Grandpa’s Jobs

Another Labor Day holiday, so time to look again at the work some of my ancestors did. While most of Dad’s side of the family were farmers in the early years, eventually some of them found work off the farm.

My Grandfather, Loran McKinley, Sr. (1916-2003) worked several jobs in his lifetime. He compiled a list of those jobs, probably for a class reunion. Eventually, that list made it to my collection.

First, from 1936 to 1938, he worked at the American Rolling Mill (ARMCO Steel Mill) in Middletown, OH. The company produced rolled sheets of steel. He had this job when he got married to my Grandmother, Margaret. While there, he practiced and honed his skills as a crane operator. His first pay check for 40 hours of work was $36. The recession caused him to move on to another job.

ARMCOcard

 This card gave him access to practice on the cranes at the factory.

From 1939 to 1941, he worked for Interstate Foundry in Indianapolis, IN. He worked as a foreman and overhead crane operator. He made 40¢ per hour.

From 1941 to 1950, he was self employed. He had a farm & drove a milk route for Polk Dairy. No, he was not a “milk man.” He picked up milk from the dairy farmers and took it to the Polk Dairy in Indianapolis. I’ve been told that his job was considered “essential” and therefore he was not drafted into the military during WWII.

From 1950 to 1952, he worked for AVCO Corporation in Richmond, IN. He was Security Guard at this manufacturing plant.
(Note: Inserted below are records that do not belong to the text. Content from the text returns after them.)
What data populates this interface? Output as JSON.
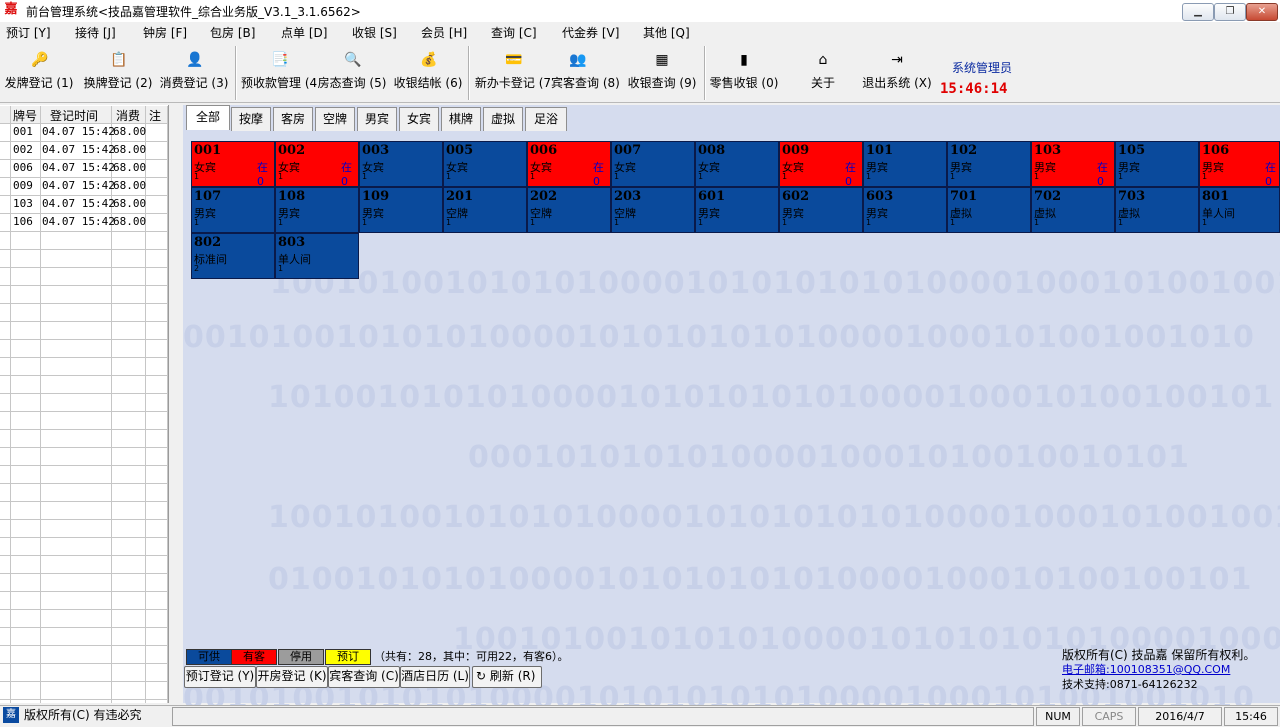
{
  "window": {
    "title": "前台管理系统<技品嘉管理软件_综合业务版_V3.1_3.1.6562>",
    "app_icon": "嘉",
    "minimize": "▁",
    "restore": "❐",
    "close": "✕"
  },
  "menu": [
    "预订 [Y]",
    "接待 [J]",
    "钟房 [F]",
    "包房 [B]",
    "点单 [D]",
    "收银 [S]",
    "会员 [H]",
    "查询 [C]",
    "代金券 [V]",
    "其他 [Q]"
  ],
  "toolbar": [
    {
      "label": "发牌登记 (1)",
      "icon": "🔑"
    },
    {
      "label": "换牌登记 (2)",
      "icon": "📋"
    },
    {
      "label": "消费登记 (3)",
      "icon": "👤"
    },
    {
      "label": "预收款管理 (4",
      "icon": "📑"
    },
    {
      "label": "房态查询 (5)",
      "icon": "🔍"
    },
    {
      "label": "收银结帐 (6)",
      "icon": "💰"
    },
    {
      "label": "新办卡登记 (7",
      "icon": "💳"
    },
    {
      "label": "宾客查询 (8)",
      "icon": "👥"
    },
    {
      "label": "收银查询 (9)",
      "icon": "▦"
    },
    {
      "label": "零售收银 (0)",
      "icon": "▮"
    },
    {
      "label": "关于",
      "icon": "⌂"
    },
    {
      "label": "退出系统 (X)",
      "icon": "⇥"
    }
  ],
  "user": {
    "name": "系统管理员",
    "clock": "15:46:14"
  },
  "list": {
    "headers": [
      "牌号",
      "登记时间",
      "消费",
      "注"
    ],
    "rows": [
      [
        "001",
        "04.07 15:42",
        "68.00"
      ],
      [
        "002",
        "04.07 15:42",
        "68.00"
      ],
      [
        "006",
        "04.07 15:42",
        "68.00"
      ],
      [
        "009",
        "04.07 15:42",
        "68.00"
      ],
      [
        "103",
        "04.07 15:42",
        "68.00"
      ],
      [
        "106",
        "04.07 15:42",
        "68.00"
      ]
    ]
  },
  "tabs": [
    "全部",
    "按摩",
    "客房",
    "空牌",
    "男宾",
    "女宾",
    "棋牌",
    "虚拟",
    "足浴"
  ],
  "rooms": [
    {
      "num": "001",
      "type": "女宾",
      "count": "1",
      "state": "在0",
      "status": "occupied"
    },
    {
      "num": "002",
      "type": "女宾",
      "count": "1",
      "state": "在0",
      "status": "occupied"
    },
    {
      "num": "003",
      "type": "女宾",
      "count": "1",
      "state": "",
      "status": "free"
    },
    {
      "num": "005",
      "type": "女宾",
      "count": "1",
      "state": "",
      "status": "free"
    },
    {
      "num": "006",
      "type": "女宾",
      "count": "1",
      "state": "在0",
      "status": "occupied"
    },
    {
      "num": "007",
      "type": "女宾",
      "count": "1",
      "state": "",
      "status": "free"
    },
    {
      "num": "008",
      "type": "女宾",
      "count": "1",
      "state": "",
      "status": "free"
    },
    {
      "num": "009",
      "type": "女宾",
      "count": "1",
      "state": "在0",
      "status": "occupied"
    },
    {
      "num": "101",
      "type": "男宾",
      "count": "1",
      "state": "",
      "status": "free"
    },
    {
      "num": "102",
      "type": "男宾",
      "count": "1",
      "state": "",
      "status": "free"
    },
    {
      "num": "103",
      "type": "男宾",
      "count": "1",
      "state": "在0",
      "status": "occupied"
    },
    {
      "num": "105",
      "type": "男宾",
      "count": "1",
      "state": "",
      "status": "free"
    },
    {
      "num": "106",
      "type": "男宾",
      "count": "1",
      "state": "在0",
      "status": "occupied"
    },
    {
      "num": "107",
      "type": "男宾",
      "count": "1",
      "state": "",
      "status": "free"
    },
    {
      "num": "108",
      "type": "男宾",
      "count": "1",
      "state": "",
      "status": "free"
    },
    {
      "num": "109",
      "type": "男宾",
      "count": "1",
      "state": "",
      "status": "free"
    },
    {
      "num": "201",
      "type": "空牌",
      "count": "1",
      "state": "",
      "status": "free"
    },
    {
      "num": "202",
      "type": "空牌",
      "count": "1",
      "state": "",
      "status": "free"
    },
    {
      "num": "203",
      "type": "空牌",
      "count": "1",
      "state": "",
      "status": "free"
    },
    {
      "num": "601",
      "type": "男宾",
      "count": "1",
      "state": "",
      "status": "free"
    },
    {
      "num": "602",
      "type": "男宾",
      "count": "1",
      "state": "",
      "status": "free"
    },
    {
      "num": "603",
      "type": "男宾",
      "count": "1",
      "state": "",
      "status": "free"
    },
    {
      "num": "701",
      "type": "虚拟",
      "count": "1",
      "state": "",
      "status": "free"
    },
    {
      "num": "702",
      "type": "虚拟",
      "count": "1",
      "state": "",
      "status": "free"
    },
    {
      "num": "703",
      "type": "虚拟",
      "count": "1",
      "state": "",
      "status": "free"
    },
    {
      "num": "801",
      "type": "单人间",
      "count": "1",
      "state": "",
      "status": "free"
    },
    {
      "num": "802",
      "type": "标准间",
      "count": "2",
      "state": "",
      "status": "free"
    },
    {
      "num": "803",
      "type": "单人间",
      "count": "1",
      "state": "",
      "status": "free"
    }
  ],
  "colors": {
    "free": "#0a4a9c",
    "occupied": "#ff0000",
    "disabled": "#9c9c9c",
    "reserved": "#ffff00"
  },
  "legend": [
    "可供",
    "有客",
    "停用",
    "预订"
  ],
  "summary": "（共有：28，其中：可用22，有客6）。",
  "watermark": [
    "10010100101010100001010101010100001000101001001010",
    "0010100101010100001010101010100001000101001001010",
    "1010010101010000101010101010000100010100100101",
    "000101010101000010001010010010101",
    "10010100101010100001010101010100001000101001001010",
    "010010101010000101010101010000100010100100101",
    "100101001010101000010101010101000010001",
    "0010100101010100001010101010100001000101001001010"
  ],
  "bottom_buttons": [
    "预订登记 (Y)",
    "开房登记 (K)",
    "宾客查询 (C)",
    "酒店日历 (L)",
    "刷新 (R)"
  ],
  "refresh_icon": "↻",
  "copyright": {
    "line1": "版权所有(C) 技品嘉 保留所有权利。",
    "email": "电子邮箱:100108351@QQ.COM",
    "support": "技术支持:0871-64126232"
  },
  "statusbar": {
    "logo": "嘉",
    "text": "版权所有(C) 有违必究",
    "num": "NUM",
    "caps": "CAPS",
    "date": "2016/4/7",
    "time": "15:46"
  }
}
Then, from 1953 to 1981, he worked for the Chrysler Corporation as a Security Guard. He indicated that 3rd shift pay was $3.56/hour.

He retired from Chrysler and moved to a farm near Sheridan, IN.

After I saw the list of jobs that he had, I asked Grandpa what was his favorite. He replied, “farmer.” So, even though he had experience in other areas of work, he still went back to the original family business, farming.

© MJM 2017

One thought on “Grandpa’s Jobs

Leave a Reply

Fill in your details below or click an icon to log in:

WordPress.com Logo

You are commenting using your WordPress.com account. Log Out / Change )

Twitter picture

You are commenting using your Twitter account. Log Out / Change )

Facebook photo

You are commenting using your Facebook account. Log Out / Change )

Google+ photo

You are commenting using your Google+ account. Log Out / Change )

Connecting to %s